- [EXERCISE MATERIAL]:
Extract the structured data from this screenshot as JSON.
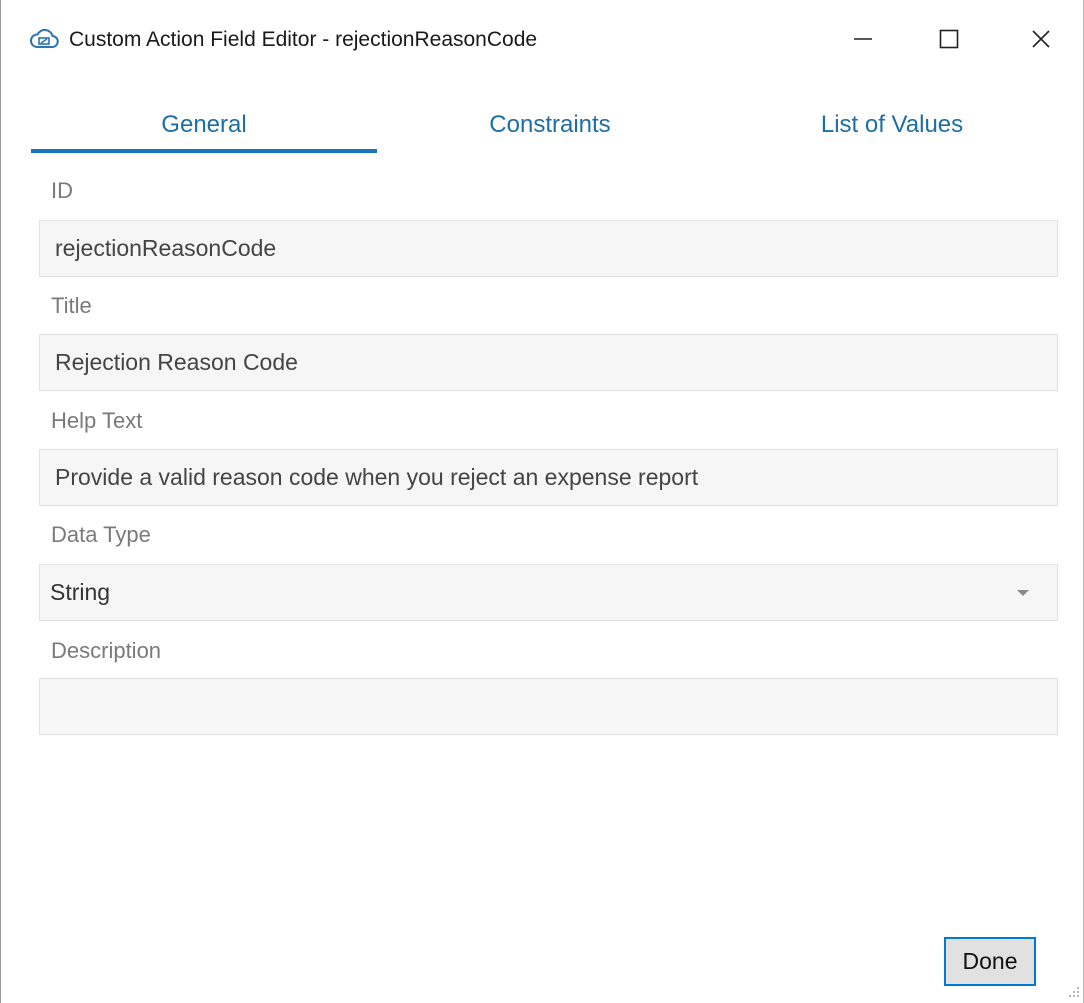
{
  "window": {
    "title": "Custom Action Field Editor - rejectionReasonCode",
    "icons": {
      "app": "cloud-icon",
      "minimize": "minimize-icon",
      "maximize": "maximize-icon",
      "close": "close-icon"
    }
  },
  "tabs": [
    {
      "label": "General",
      "active": true
    },
    {
      "label": "Constraints",
      "active": false
    },
    {
      "label": "List of Values",
      "active": false
    }
  ],
  "form": {
    "id": {
      "label": "ID",
      "value": "rejectionReasonCode"
    },
    "title": {
      "label": "Title",
      "value": "Rejection Reason Code"
    },
    "help_text": {
      "label": "Help Text",
      "value": "Provide a valid reason code when you reject an expense report"
    },
    "data_type": {
      "label": "Data Type",
      "value": "String"
    },
    "description": {
      "label": "Description",
      "value": ""
    }
  },
  "footer": {
    "done_label": "Done"
  },
  "colors": {
    "accent": "#1b75bc",
    "tab_text": "#1e6ea6",
    "field_bg": "#f6f6f6",
    "button_border": "#0078d7"
  }
}
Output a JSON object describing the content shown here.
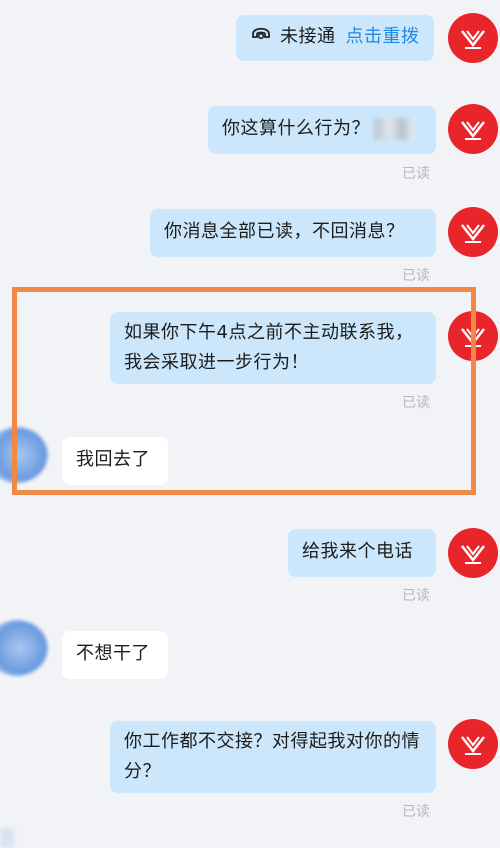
{
  "messages": {
    "missed_call": {
      "status": "未接通",
      "redial": "点击重拨"
    },
    "m1": {
      "text": "你这算什么行为？",
      "read": "已读"
    },
    "m2": {
      "text": "你消息全部已读，不回消息？",
      "read": "已读"
    },
    "m3": {
      "text": "如果你下午4点之前不主动联系我，我会采取进一步行为！",
      "read": "已读"
    },
    "r1": {
      "text": "我回去了"
    },
    "m4": {
      "text": "给我来个电话",
      "read": "已读"
    },
    "r2": {
      "text": "不想干了"
    },
    "m5": {
      "text": "你工作都不交接？对得起我对你的情分？",
      "read": "已读"
    }
  },
  "colors": {
    "background": "#f2f3f6",
    "my_bubble": "#cce7fb",
    "other_bubble": "#ffffff",
    "avatar_red": "#e8252b",
    "redial_link": "#1e8ae6",
    "highlight_border": "#ef8a45"
  },
  "icons": {
    "call": "phone-icon",
    "avatar_logo": "logo-icon"
  }
}
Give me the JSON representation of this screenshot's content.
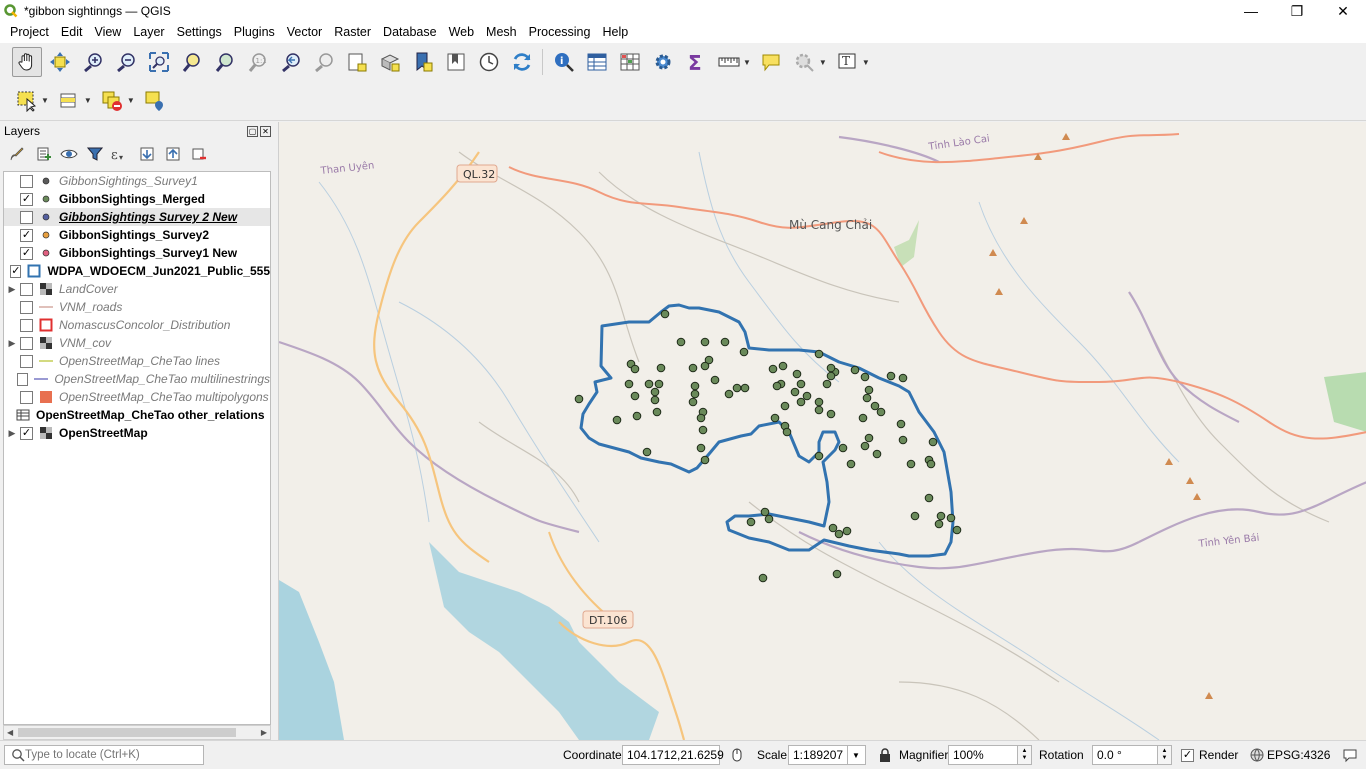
{
  "window": {
    "title": "*gibbon sightinngs — QGIS",
    "min": "—",
    "max": "❐",
    "close": "✕"
  },
  "menu": [
    "Project",
    "Edit",
    "View",
    "Layer",
    "Settings",
    "Plugins",
    "Vector",
    "Raster",
    "Database",
    "Web",
    "Mesh",
    "Processing",
    "Help"
  ],
  "layers_panel": {
    "title": "Layers",
    "layers": [
      {
        "name": "GibbonSightings_Survey1",
        "checked": false,
        "state": "off",
        "symbol": "point",
        "color": "#5a5a5a",
        "expand": false
      },
      {
        "name": "GibbonSightings_Merged",
        "checked": true,
        "state": "on",
        "symbol": "point",
        "color": "#6a8a5a",
        "expand": false
      },
      {
        "name": "GibbonSightings Survey 2 New",
        "checked": false,
        "state": "off-under",
        "symbol": "point",
        "color": "#5560a0",
        "expand": false
      },
      {
        "name": "GibbonSightings_Survey2",
        "checked": true,
        "state": "on",
        "symbol": "point",
        "color": "#e8a040",
        "expand": false
      },
      {
        "name": "GibbonSightings_Survey1 New",
        "checked": true,
        "state": "on",
        "symbol": "point",
        "color": "#e06080",
        "expand": false
      },
      {
        "name": "WDPA_WDOECM_Jun2021_Public_555",
        "checked": true,
        "state": "on",
        "symbol": "polygon-outline",
        "color": "#3273b0",
        "expand": false
      },
      {
        "name": "LandCover",
        "checked": false,
        "state": "off",
        "symbol": "raster",
        "color": "#333333",
        "expand": true
      },
      {
        "name": "VNM_roads",
        "checked": false,
        "state": "off",
        "symbol": "line",
        "color": "#d8b0a8",
        "expand": false
      },
      {
        "name": "NomascusConcolor_Distribution",
        "checked": false,
        "state": "off",
        "symbol": "polygon-outline",
        "color": "#e03030",
        "expand": false
      },
      {
        "name": "VNM_cov",
        "checked": false,
        "state": "off",
        "symbol": "raster",
        "color": "#333333",
        "expand": true
      },
      {
        "name": "OpenStreetMap_CheTao lines",
        "checked": false,
        "state": "off",
        "symbol": "line",
        "color": "#c8d060",
        "expand": false
      },
      {
        "name": "OpenStreetMap_CheTao multilinestrings",
        "checked": false,
        "state": "off",
        "symbol": "line",
        "color": "#8080c8",
        "expand": false
      },
      {
        "name": "OpenStreetMap_CheTao multipolygons",
        "checked": false,
        "state": "off",
        "symbol": "polygon-fill",
        "color": "#e87050",
        "expand": false
      },
      {
        "name": "OpenStreetMap_CheTao other_relations",
        "checked": null,
        "state": "on",
        "symbol": "table",
        "color": "#333333",
        "expand": false
      },
      {
        "name": "OpenStreetMap",
        "checked": true,
        "state": "on",
        "symbol": "raster",
        "color": "#333333",
        "expand": true
      }
    ]
  },
  "map": {
    "labels": {
      "tinh_lao_cai": "Tỉnh Lào Cai",
      "than_uyen": "Than Uyên",
      "ql32": "QL.32",
      "mu_cang_chai": "Mù Cang Chải",
      "dt106": "DT.106",
      "tinh_yen_bai": "Tỉnh Yên Bái"
    }
  },
  "status": {
    "locate_placeholder": "Type to locate (Ctrl+K)",
    "coordinate_label": "Coordinate",
    "coordinate": "104.1712,21.6259",
    "scale_label": "Scale",
    "scale": "1:189207",
    "magnifier_label": "Magnifier",
    "magnifier": "100%",
    "rotation_label": "Rotation",
    "rotation": "0.0 °",
    "render_label": "Render",
    "crs": "EPSG:4326"
  }
}
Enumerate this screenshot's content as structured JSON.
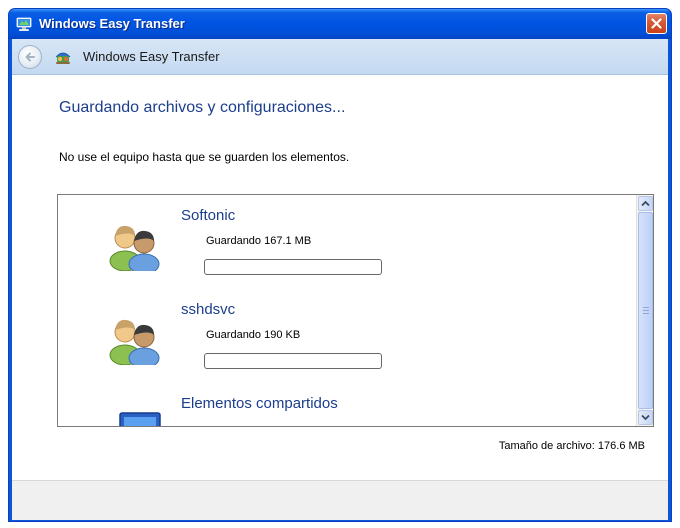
{
  "window": {
    "title": "Windows Easy Transfer"
  },
  "navbar": {
    "title": "Windows Easy Transfer"
  },
  "page": {
    "heading": "Guardando archivos y configuraciones...",
    "instruction": "No use el equipo hasta que se guarden los elementos."
  },
  "accounts": [
    {
      "name": "Softonic",
      "status": "Guardando 167.1 MB",
      "progress": 0,
      "icon": "users-icon"
    },
    {
      "name": "sshdsvc",
      "status": "Guardando 190 KB",
      "progress": 0,
      "icon": "users-icon"
    },
    {
      "name": "Elementos compartidos",
      "icon": "computer-icon"
    }
  ],
  "summary": {
    "file_size": "Tamaño de archivo:  176.6 MB"
  },
  "colors": {
    "accent_text": "#1c3e8c",
    "titlebar": "#0054e3",
    "navbar": "#c4d9f1",
    "close_button": "#d65a36"
  },
  "icons": {
    "app": "windows-easy-transfer-icon",
    "back": "back-arrow-icon",
    "close": "close-icon"
  }
}
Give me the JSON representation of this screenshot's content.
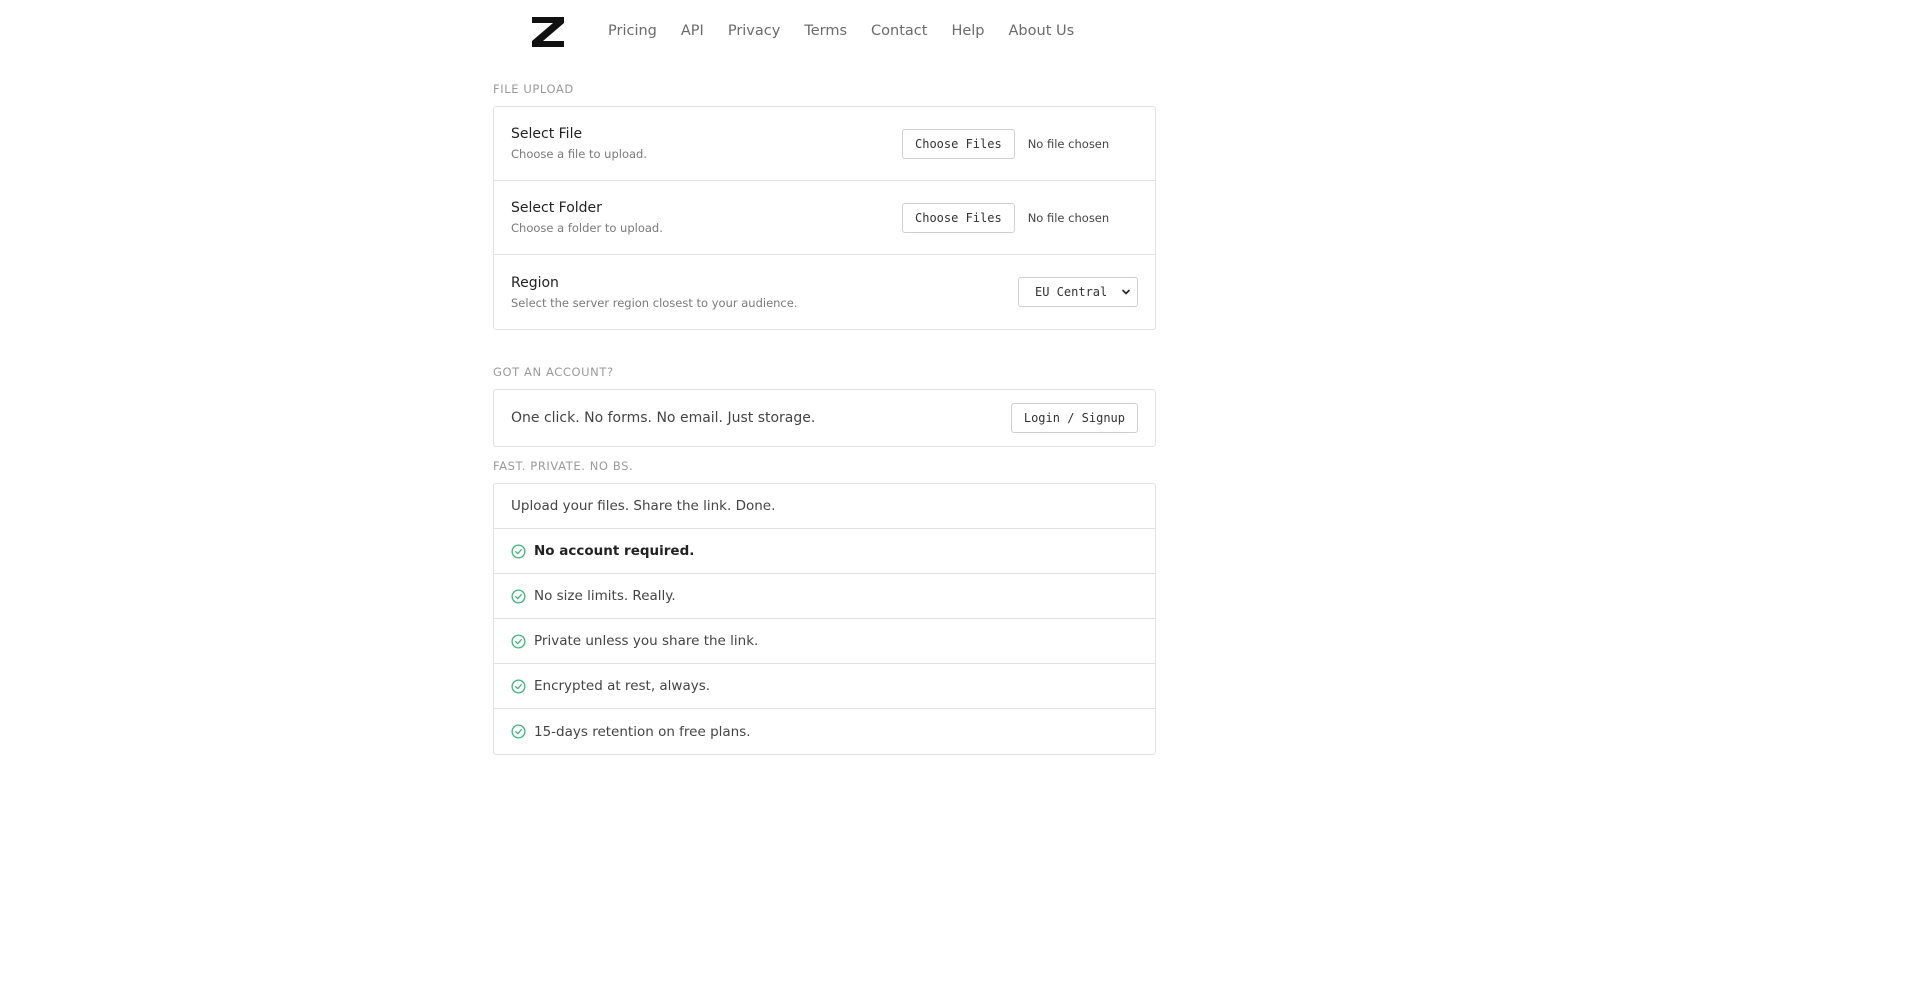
{
  "header": {
    "logo_alt": "Z",
    "nav": [
      "Pricing",
      "API",
      "Privacy",
      "Terms",
      "Contact",
      "Help",
      "About Us"
    ]
  },
  "upload_section": {
    "title": "FILE UPLOAD",
    "rows": [
      {
        "title": "Select File",
        "description": "Choose a file to upload.",
        "button_label": "Choose Files",
        "status": "No file chosen"
      },
      {
        "title": "Select Folder",
        "description": "Choose a folder to upload.",
        "button_label": "Choose Files",
        "status": "No file chosen"
      }
    ],
    "region": {
      "title": "Region",
      "description": "Select the server region closest to your audience.",
      "selected": "EU Central"
    }
  },
  "account_section": {
    "title": "GOT AN ACCOUNT?",
    "text": "One click. No forms. No email. Just storage.",
    "button_label": "Login / Signup"
  },
  "features_section": {
    "title": "FAST. PRIVATE. NO BS.",
    "intro": "Upload your files. Share the link. Done.",
    "items": [
      "No account required.",
      "No size limits. Really.",
      "Private unless you share the link.",
      "Encrypted at rest, always.",
      "15-days retention on free plans."
    ]
  },
  "colors": {
    "check_green": "#3cb878",
    "border": "#e2e2e2",
    "section_title": "#9a9a9a"
  }
}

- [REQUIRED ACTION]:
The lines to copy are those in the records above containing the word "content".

- [EXPECTED ANSWER]:
Output a JSON object describing the content shown here.
Give me the JSON representation of this screenshot's content.
Enumerate this screenshot's content as structured JSON.
Give me the JSON representation of this screenshot's content.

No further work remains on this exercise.